March 28, 2000 |
DaimlerChrysler's announcement Monday that it will buy a 34% stake in Mitsubishi Motors Corp. gives the German-American company a fighting chance to meet goals of controlling 25% of the fast-growing Asian market as well as demands in Europe and the U.S. for cars that are more fuel-efficient and less polluting. For the auto giant that was created in 1998 by fusing Daimler and Chrysler Corp.
March 17, 1999 |
Renault of France offered Tuesday to buy a controlling 35% share of troubled Nissan Motor Co., a deal that would give Europe its first beachhead to Japan's auto-manufacturing industry. Although details are still being negotiated, the linkup would in theory enable Nissan, No. 7 worldwide in vehicle production, and No. 11 Renault to compete more effectively against bigger players in the rapidly consolidating global auto industry.
January 11, 1999 |
Fiat, Europe's third-biggest car maker, confirmed Sunday that it is in talks with Swedish car and truck maker Volvo about forging an alliance, according to a member of Italy's Agnelli family, which controls Fiat. Umberto Agnelli, chairman of Ifil, an Agnelli family holding company and the dominant shareholder in Fiat, said Volvo was one of "two or three" possible partners for Fiat. There is no deadline for the talks, and a combination isn't "indispensable" for Fiat, he said.
November 28, 1998 |
Volkswagen, Europe's largest auto maker, said Friday it will spend $36 billion on improving its production facilities and developing new models over the next five years. The investment was approved by VW's supervisory board here the same day the company began selling the first New Beetle in Europe--nine months after its U.S. introduction. VW is hoping the wave of Beetlemania that engulfed the American public this year will spill into its home market.
November 18, 1998 |
DaimlerChrysler, created from a merger of two of the world's most venerable car concerns, held a financial coming-out party Tuesday that may herald a new era of global automotive competition. But behind the hoopla surrounding the combination of Chrysler Corp. and Daimler-Benz of Germany remains the difficult task of melding two huge institutions with proud heritages and vastly different cultures. It won't be easy.

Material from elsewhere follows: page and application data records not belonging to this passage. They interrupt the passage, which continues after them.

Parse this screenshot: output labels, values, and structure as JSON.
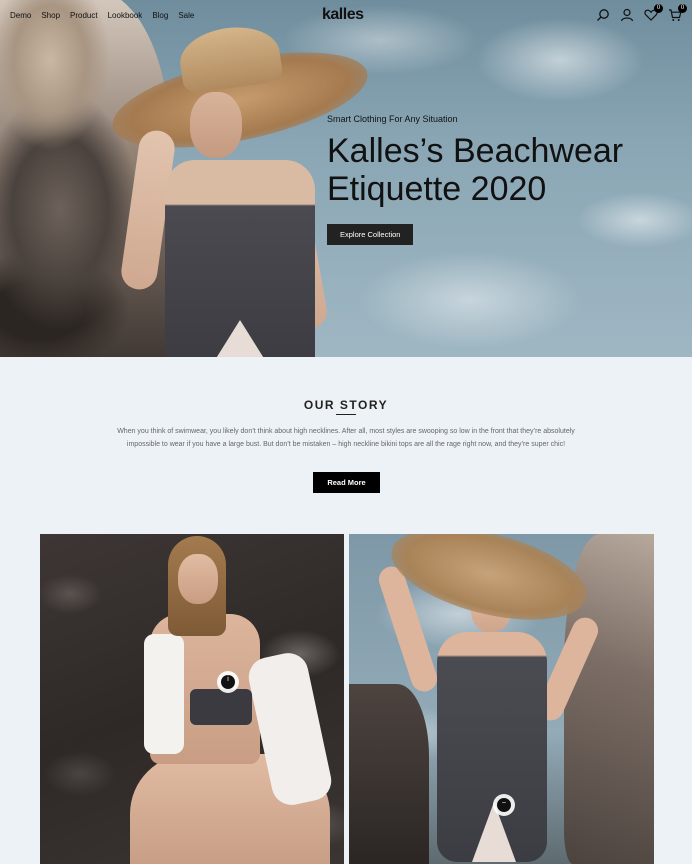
{
  "nav": {
    "links": [
      "Demo",
      "Shop",
      "Product",
      "Lookbook",
      "Blog",
      "Sale"
    ],
    "logo": "kalles",
    "wishlist_count": "0",
    "cart_count": "0"
  },
  "hero": {
    "kicker": "Smart Clothing For Any Situation",
    "title_line1": "Kalles’s Beachwear",
    "title_line2": "Etiquette 2020",
    "button": "Explore Collection"
  },
  "story": {
    "title": "OUR STORY",
    "text": "When you think of swimwear, you likely don’t think about high necklines. After all, most styles are swooping so low in the front that they’re absolutely impossible to wear if you have a large bust. But don’t be mistaken – high neckline bikini tops are all the rage right now, and they’re super chic!",
    "button": "Read More"
  },
  "gallery": {
    "hotspot_left": "i",
    "hotspot_right": "–"
  },
  "colors": {
    "page_bg": "#edf2f7",
    "button_dark": "#222222",
    "text_muted": "#666666"
  }
}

October 26, 1998 |
One of General Motors Corp.'s top European executives quit because of disagreements with GM about how the car maker is being run, just days after reports surfaced that the chief executive of Adam Opel is being abruptly recalled to the U.S. GM said in a prepared statement that Hans Wilhelm Gaeb, the vice president of GM Europe and chairman of Opel's supervisory board, was resigning. Gaeb, 62, stepped down "due to differing perceptions of the company's business strategy," GM said.